Why did King Benjamin refer to Jesus as “the Father of heaven and earth”?
President Joseph F. Smith explained: “Jesus Christ, whom we also know as Jehovah, was the executive of the Father, Elohim, in the work of creation. … Jesus Christ, being the Creator, is consistently called the Father of heaven and earth … ; and since His creations are of eternal quality He is very properly called the Eternal Father of heaven and earth” (Teachings of Presidents of the Church: Joseph F. Smith , 357).
Ideas for Family Scripture Study and Family Home Evening
As you read the scriptures with your family, the Spirit can help you know what principles to emphasize and discuss in order to meet the needs of your family. Here are some ideas.
How did the plates of brass and the plates of Nephi bless King Benjamin’s people? How do the scriptures bless our family?
It might be fun for your family to create the setting for King Benjamin’s speech. You could make a small tower and let family members take turns reading King Benjamin’s words while standing on it. The rest of the family could listen from inside a makeshift tent.
What do we learn about service from King Benjamin’s teachings and example? What do we feel inspired to do?
Would it benefit your family to have a discussion about humility? Why did King Benjamin not boast about all he had done? What can we learn from his teachings about our relationship with God?
What did King Benjamin teach about the consequences of knowing truth but not living it? What did he teach about how to obtain true happiness?

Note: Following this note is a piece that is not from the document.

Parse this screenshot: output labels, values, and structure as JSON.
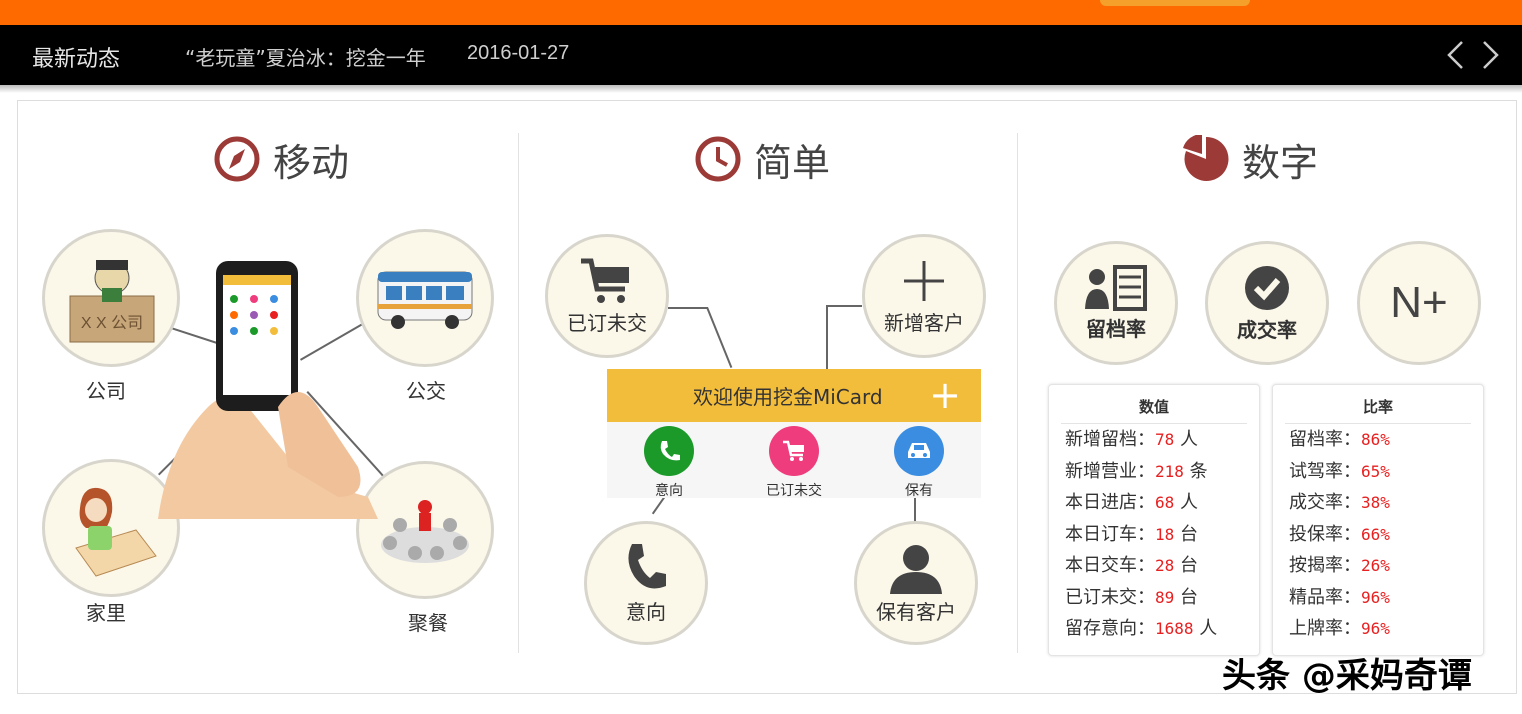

What do we need to do to become saints? Which characteristic from this verse can we focus on developing as a family?
For more ideas for teaching children, see this week’s outline in Come, Follow Me—For Primary.
Suggested song: “When We’re Helping,” Children’s Songbook, 198.